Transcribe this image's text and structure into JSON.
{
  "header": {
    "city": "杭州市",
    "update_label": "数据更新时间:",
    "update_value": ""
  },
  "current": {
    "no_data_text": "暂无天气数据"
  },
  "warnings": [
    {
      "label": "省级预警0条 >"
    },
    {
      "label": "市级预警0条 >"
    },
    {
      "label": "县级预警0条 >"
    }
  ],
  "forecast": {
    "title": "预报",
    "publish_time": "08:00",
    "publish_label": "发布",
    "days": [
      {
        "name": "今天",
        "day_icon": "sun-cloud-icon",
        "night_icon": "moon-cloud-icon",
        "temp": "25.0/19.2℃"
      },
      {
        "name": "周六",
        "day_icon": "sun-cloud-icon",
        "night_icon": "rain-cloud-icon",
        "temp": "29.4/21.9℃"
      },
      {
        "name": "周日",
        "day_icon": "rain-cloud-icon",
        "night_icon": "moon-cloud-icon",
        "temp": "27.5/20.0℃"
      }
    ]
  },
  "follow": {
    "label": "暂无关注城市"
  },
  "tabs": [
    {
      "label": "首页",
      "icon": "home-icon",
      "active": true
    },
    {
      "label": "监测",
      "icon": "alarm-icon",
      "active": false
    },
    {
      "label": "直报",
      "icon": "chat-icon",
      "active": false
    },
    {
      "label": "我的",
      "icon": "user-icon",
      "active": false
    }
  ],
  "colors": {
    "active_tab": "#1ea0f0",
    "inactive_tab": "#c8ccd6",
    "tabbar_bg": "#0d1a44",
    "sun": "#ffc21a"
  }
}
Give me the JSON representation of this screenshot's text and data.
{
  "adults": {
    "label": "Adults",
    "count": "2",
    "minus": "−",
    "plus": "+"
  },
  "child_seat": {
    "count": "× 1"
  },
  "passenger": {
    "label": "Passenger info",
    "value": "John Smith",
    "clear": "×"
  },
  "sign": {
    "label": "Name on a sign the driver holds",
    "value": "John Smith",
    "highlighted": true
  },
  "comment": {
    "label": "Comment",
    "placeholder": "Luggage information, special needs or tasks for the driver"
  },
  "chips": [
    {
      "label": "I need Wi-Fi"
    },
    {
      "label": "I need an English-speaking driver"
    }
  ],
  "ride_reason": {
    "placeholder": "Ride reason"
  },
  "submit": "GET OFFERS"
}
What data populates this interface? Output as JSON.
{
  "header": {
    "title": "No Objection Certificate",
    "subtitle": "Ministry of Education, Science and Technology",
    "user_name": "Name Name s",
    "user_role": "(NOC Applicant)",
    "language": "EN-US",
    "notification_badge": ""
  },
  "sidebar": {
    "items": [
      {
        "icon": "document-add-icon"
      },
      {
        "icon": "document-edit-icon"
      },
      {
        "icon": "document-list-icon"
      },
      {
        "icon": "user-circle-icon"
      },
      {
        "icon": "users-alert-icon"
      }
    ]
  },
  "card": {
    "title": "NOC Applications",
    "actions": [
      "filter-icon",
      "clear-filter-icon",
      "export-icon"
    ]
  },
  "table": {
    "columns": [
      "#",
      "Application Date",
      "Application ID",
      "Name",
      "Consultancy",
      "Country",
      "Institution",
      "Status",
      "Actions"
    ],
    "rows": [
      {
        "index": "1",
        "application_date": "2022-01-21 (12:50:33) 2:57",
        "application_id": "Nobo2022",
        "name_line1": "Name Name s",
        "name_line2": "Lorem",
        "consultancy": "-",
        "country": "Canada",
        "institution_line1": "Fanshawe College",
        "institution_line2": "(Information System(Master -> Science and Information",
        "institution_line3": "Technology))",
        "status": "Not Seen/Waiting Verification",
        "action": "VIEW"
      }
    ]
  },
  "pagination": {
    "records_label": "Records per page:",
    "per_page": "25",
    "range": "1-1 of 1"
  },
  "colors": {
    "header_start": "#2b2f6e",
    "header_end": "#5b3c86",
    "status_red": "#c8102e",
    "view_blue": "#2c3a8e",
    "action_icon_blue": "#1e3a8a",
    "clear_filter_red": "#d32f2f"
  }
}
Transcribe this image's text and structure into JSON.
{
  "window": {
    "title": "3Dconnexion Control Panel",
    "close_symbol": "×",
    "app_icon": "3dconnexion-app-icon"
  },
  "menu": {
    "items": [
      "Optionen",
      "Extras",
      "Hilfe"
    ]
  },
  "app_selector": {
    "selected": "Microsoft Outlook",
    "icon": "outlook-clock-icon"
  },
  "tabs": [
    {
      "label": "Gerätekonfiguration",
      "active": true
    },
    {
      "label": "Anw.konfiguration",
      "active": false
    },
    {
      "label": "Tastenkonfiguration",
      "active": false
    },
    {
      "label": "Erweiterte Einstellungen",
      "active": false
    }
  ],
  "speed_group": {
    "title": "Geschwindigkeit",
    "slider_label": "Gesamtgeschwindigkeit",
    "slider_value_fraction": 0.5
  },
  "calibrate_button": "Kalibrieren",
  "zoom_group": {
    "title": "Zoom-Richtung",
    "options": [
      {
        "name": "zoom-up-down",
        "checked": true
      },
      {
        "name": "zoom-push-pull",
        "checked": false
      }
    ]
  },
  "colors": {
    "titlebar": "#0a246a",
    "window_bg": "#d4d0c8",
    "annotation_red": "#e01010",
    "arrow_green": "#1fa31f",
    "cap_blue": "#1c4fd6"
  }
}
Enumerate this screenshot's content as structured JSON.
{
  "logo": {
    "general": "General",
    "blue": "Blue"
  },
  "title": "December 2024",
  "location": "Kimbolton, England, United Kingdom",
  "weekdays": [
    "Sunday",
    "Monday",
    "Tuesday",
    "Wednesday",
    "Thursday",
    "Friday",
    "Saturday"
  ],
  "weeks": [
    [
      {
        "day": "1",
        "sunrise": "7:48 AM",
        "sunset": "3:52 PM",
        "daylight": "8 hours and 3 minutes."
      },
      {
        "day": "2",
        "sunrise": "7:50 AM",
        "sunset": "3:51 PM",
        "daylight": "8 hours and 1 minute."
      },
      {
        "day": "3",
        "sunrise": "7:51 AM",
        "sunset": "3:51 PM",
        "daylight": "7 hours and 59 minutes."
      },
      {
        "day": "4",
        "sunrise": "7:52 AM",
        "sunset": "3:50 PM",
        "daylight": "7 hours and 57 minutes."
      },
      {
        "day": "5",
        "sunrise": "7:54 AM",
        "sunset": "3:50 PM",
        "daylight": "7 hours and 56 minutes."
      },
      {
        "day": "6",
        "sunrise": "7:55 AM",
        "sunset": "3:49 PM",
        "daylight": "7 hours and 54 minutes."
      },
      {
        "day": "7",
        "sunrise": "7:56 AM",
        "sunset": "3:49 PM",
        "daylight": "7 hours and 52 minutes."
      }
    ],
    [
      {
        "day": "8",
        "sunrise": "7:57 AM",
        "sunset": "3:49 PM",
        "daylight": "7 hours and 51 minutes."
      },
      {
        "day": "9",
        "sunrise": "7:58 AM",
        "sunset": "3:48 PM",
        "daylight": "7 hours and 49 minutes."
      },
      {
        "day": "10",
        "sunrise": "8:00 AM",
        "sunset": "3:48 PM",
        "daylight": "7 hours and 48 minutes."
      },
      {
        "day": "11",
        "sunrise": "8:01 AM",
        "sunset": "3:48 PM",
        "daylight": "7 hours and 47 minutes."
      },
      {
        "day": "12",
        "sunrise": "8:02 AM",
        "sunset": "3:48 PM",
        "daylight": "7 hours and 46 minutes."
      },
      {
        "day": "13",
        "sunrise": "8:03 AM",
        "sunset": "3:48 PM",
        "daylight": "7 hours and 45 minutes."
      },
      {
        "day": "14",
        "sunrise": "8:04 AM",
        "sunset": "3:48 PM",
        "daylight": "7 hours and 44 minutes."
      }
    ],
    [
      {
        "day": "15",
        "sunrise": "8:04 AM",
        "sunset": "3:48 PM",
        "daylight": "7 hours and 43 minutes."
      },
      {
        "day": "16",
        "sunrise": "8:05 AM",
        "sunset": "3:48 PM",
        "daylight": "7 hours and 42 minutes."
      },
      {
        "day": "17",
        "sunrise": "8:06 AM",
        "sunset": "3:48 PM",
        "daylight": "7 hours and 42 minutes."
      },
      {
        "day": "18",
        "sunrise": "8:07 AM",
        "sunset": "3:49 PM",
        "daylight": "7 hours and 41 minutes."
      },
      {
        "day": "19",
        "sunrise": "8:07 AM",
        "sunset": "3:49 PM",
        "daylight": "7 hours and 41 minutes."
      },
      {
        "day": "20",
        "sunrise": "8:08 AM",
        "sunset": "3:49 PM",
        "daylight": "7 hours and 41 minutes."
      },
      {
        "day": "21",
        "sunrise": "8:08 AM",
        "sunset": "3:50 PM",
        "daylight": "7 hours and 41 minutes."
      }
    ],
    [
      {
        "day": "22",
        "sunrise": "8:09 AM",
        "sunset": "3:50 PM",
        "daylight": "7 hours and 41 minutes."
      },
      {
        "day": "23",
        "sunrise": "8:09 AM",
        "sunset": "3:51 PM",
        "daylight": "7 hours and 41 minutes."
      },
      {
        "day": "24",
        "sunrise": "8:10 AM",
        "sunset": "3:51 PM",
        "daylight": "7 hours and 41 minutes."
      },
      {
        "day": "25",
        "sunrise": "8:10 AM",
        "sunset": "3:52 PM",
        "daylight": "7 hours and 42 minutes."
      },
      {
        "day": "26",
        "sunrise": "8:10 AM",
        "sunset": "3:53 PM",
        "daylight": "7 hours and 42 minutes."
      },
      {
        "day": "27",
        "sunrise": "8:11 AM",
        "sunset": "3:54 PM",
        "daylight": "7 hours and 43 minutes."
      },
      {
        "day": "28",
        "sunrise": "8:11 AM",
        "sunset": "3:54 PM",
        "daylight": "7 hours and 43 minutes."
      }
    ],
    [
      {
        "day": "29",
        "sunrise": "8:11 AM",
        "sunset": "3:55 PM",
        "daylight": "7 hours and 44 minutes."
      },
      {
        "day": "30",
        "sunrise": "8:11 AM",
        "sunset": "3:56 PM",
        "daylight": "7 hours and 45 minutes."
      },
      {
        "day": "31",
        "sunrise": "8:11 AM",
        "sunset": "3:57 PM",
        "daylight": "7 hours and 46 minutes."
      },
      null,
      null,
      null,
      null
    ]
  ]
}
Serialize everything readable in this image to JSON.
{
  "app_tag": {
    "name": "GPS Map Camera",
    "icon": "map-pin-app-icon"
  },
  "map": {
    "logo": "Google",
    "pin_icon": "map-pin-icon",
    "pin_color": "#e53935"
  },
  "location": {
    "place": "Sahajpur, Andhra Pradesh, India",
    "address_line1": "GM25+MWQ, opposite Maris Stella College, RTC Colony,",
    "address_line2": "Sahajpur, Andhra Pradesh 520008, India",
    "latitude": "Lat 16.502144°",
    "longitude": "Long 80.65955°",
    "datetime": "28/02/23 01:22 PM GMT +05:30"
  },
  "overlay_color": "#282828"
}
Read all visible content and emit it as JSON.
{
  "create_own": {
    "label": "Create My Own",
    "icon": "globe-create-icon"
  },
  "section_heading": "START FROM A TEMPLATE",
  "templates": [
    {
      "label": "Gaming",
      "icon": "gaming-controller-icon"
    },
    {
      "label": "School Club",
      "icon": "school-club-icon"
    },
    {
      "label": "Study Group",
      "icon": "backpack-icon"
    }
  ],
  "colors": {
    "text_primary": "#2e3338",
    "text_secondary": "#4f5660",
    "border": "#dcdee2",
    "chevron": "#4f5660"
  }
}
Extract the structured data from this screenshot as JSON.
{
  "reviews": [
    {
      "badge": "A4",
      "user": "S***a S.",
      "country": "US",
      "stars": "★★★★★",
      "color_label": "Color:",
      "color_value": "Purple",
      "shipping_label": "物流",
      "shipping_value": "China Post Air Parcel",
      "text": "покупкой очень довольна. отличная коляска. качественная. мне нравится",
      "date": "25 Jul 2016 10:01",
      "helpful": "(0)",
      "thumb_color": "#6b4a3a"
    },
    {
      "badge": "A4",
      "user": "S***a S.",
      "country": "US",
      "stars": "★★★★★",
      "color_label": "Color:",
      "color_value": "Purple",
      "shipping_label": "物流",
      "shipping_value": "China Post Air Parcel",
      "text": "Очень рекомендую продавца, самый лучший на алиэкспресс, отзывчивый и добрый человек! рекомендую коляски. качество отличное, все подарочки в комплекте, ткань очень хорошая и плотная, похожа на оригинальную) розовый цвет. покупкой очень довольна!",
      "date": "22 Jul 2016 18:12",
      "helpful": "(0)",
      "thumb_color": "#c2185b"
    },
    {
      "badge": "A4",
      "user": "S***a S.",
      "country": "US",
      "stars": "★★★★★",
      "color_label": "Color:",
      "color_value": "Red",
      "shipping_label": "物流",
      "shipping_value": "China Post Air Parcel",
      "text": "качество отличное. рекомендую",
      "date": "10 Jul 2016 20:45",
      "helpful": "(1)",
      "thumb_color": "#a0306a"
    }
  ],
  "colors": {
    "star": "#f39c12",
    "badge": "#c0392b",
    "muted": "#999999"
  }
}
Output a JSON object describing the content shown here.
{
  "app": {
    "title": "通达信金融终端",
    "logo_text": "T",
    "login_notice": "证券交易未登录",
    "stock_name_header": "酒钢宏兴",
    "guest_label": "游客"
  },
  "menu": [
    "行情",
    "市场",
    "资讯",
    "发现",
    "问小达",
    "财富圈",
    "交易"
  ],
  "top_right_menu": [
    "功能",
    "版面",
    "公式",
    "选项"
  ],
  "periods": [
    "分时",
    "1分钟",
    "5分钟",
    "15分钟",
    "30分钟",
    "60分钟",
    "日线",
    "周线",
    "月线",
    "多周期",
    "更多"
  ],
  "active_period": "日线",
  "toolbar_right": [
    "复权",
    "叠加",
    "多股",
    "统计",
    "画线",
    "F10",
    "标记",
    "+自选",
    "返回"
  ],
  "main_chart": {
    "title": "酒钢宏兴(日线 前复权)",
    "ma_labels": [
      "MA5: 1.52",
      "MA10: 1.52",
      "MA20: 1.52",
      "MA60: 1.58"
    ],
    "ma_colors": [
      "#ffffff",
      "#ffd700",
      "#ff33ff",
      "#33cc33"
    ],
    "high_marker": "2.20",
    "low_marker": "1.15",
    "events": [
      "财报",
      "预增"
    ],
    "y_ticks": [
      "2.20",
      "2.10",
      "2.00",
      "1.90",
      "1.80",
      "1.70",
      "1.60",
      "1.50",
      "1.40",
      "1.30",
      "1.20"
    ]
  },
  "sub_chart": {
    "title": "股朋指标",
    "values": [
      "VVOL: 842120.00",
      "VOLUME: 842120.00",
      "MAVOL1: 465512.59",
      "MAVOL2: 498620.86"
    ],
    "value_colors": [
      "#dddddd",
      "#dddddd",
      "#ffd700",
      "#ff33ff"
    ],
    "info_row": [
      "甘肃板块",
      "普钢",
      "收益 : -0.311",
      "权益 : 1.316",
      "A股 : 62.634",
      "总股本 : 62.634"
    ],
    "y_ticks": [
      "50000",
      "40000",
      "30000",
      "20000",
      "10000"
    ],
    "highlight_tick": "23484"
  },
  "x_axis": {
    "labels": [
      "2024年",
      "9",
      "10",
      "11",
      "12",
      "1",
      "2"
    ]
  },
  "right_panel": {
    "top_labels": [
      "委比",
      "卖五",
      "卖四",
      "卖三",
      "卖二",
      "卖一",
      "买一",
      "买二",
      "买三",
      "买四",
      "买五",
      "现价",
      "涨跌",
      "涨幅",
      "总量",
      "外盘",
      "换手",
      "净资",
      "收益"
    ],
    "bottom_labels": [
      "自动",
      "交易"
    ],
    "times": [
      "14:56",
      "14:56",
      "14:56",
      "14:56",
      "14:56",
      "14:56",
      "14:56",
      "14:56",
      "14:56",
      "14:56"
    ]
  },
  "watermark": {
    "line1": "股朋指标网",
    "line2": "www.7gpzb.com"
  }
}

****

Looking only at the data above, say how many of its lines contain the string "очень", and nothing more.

▸ SOLVED EXERCISE
2